22 whole question of regionalisation of England. We sort
23 of observed with some interest that people like Charles
24 Kennedy, then leader of the Liberal Democrats, was
25 saying he liked the idea of regionalisation because it
1 was calling into question the idea of England itself.
2 So we did regard regionalisation as an attack on the
3 idea of England, and to the extent it still has any
4 attraction at all we still consider it to be an attack
5 on England.
6 If I have to choose between maintaining the
7 integrity of the UK and the integrity of England, then
8 I choose England. So the UK is sort of extra rather
9 than a bedrock item for us, I think.
10 That being the case, at the moment we still think
11 that the UK could be an acceptable constitutional
12 arrangement for the English nation to continue to
13 operate within. But if the UK -- it becomes more
14 fixated on the idea of trying to break England up, it
15 may be that that view would change. So I suppose my
16 support for remaining within the UK is a bit conditional
17 rather than unconditional, and it is not a visceral
18 support. I would not say, if you asked me whether I was
19 British, you would not get me to talk about being
20 British until we were on to passports or benefits or
22 So I would place myself as being an English
23 nationalist, but being an English nationalist does not
24 necessarily mean you have to immediately say you want to
25 break up the UK, I do not think. I am not sure I have
1 fully answered that question.
2 SIR STEPHEN LAWS: I think the reason I am asking you is in
3 case it sheds more light on what you think the role of
4 the federal, the UK parliament, would be under your
5 system, because presumably you would want it to do the
6 things that make the union necessary and desirable. So
7 I am asking you why you think the union is necessary and
9 MR ROBIN TILBROOK: If we for instance think about why the
10 union came into existence in the first place, part of it
11 was foreign affairs and defence, was it not; admittedly
12 at that time in an imperialist context. But obviously
13 foreign affairs and defence may still be better dealt
14 with through the UK structure.
15 I am sure there are other things that could be best
16 dealt with at that level but I have not come equipped
17 with a checklist of items that I would say ought to be
18 dealt with at that level. We are not for instance
19 campaigning to change the way that the Queen and
20 monarchy operates, so that's obviously a UK issue.
21 We start really from the perspective of fairness,
22 but we are looking at it from fairness for England's
23 point of view.
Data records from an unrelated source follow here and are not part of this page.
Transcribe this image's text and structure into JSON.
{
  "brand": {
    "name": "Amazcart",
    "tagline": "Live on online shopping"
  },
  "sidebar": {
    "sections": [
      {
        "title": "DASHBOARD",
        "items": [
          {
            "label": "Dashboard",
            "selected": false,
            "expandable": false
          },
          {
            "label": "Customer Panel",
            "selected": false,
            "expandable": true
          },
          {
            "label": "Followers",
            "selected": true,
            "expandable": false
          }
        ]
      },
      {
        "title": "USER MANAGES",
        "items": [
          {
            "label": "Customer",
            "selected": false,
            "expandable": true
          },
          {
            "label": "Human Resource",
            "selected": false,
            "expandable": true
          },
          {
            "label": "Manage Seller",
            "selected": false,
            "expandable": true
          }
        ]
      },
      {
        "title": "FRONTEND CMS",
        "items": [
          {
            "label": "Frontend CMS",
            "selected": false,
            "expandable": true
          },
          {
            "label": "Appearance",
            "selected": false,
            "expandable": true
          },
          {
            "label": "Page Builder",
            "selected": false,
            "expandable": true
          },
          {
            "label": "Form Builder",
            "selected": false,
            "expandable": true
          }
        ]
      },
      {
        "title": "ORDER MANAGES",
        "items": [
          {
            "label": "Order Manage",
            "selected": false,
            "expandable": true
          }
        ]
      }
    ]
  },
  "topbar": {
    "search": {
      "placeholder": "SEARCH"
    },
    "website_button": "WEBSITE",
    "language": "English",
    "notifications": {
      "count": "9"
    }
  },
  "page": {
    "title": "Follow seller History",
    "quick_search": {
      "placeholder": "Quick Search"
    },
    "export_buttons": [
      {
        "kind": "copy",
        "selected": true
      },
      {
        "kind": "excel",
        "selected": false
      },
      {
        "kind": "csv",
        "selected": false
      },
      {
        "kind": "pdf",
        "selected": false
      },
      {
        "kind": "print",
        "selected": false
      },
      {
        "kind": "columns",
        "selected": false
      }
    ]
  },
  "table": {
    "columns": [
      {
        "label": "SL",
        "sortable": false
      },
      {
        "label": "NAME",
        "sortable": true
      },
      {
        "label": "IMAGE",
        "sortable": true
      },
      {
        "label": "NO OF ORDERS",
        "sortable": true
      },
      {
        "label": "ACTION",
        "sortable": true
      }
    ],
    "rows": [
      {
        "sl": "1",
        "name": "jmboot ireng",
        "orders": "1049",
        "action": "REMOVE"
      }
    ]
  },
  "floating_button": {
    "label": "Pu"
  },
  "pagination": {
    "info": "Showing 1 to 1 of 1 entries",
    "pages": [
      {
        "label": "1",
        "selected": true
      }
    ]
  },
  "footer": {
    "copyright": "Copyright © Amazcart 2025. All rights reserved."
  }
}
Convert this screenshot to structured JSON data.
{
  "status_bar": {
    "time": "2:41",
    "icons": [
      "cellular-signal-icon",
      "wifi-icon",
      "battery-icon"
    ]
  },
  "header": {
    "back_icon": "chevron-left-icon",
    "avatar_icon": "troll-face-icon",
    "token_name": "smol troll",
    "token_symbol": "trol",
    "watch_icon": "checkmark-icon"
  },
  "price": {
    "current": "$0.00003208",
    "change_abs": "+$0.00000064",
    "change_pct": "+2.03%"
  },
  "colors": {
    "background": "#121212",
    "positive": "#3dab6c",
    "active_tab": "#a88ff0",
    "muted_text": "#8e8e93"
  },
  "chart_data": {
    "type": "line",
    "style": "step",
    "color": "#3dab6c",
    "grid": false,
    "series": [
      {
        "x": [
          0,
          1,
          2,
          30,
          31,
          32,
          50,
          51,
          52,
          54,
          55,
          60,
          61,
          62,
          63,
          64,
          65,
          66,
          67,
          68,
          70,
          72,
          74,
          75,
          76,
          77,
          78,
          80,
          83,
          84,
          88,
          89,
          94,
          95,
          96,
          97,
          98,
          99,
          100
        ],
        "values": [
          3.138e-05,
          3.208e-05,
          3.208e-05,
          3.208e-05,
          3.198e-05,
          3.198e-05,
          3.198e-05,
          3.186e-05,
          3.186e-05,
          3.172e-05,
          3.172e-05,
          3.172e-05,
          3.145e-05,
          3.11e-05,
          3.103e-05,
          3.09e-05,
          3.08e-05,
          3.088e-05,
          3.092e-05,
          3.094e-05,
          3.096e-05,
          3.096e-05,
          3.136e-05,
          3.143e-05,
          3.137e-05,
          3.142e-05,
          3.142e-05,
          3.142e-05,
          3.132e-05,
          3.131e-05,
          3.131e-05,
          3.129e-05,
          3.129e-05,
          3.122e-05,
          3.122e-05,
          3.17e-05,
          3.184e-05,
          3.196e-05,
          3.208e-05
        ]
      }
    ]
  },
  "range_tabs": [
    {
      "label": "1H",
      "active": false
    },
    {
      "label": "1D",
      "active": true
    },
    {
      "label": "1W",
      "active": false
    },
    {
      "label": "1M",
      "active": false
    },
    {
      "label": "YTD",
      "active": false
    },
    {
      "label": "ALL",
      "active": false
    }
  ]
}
At the moment we do not think the
24 arrangements are fair so we want to see them changed.
25 If they were reordered so that they became fair, then
1 I think our view of things would be that that was
2 satisfied, and therefore not want to go to the, more
3 loosely speaking, revolutionary point of actually
4 breaking the UK up if it was not necessary.
5 SIR STEPHEN LAWS: A passive preference to the union as long
6 as it's fair rather than a ...
7 MR ROBIN TILBROOK: Yes I suppose that's right, yes.
8 SIR STEPHEN LAWS: Thank you.
9 THE CHAIR: Thank you Mr Tilbrook. Can I simply conclude by
10 wishing you a happy St George's Day.
11 SIR MALCOLM RIFKIND: Thank you very much. Happy St
12 George's Day to everybody as well.
13 THE CHAIR: Thank you very much.
14 (12.46 pm)
15 (Mr Robin Tilbrook withdrew)
Thank you for giving evidence to the Commission on the consequences of devolution for the House of Commons on Monday, 23 April 2012. I attach a transcript of your exchanges with the Commission. This is now being prepared for publication on the Commission’s webpages shortly.
The McKay Commission Secretariat
Subject: Re: Transcript of evidence session
I believe that the reference on page 66 of the transcript should be to the "Goschen Formula".
Thank you for your comment on the transcript, which I will put in hand, and for the references to both the Barnett formula and Viscount Goschen.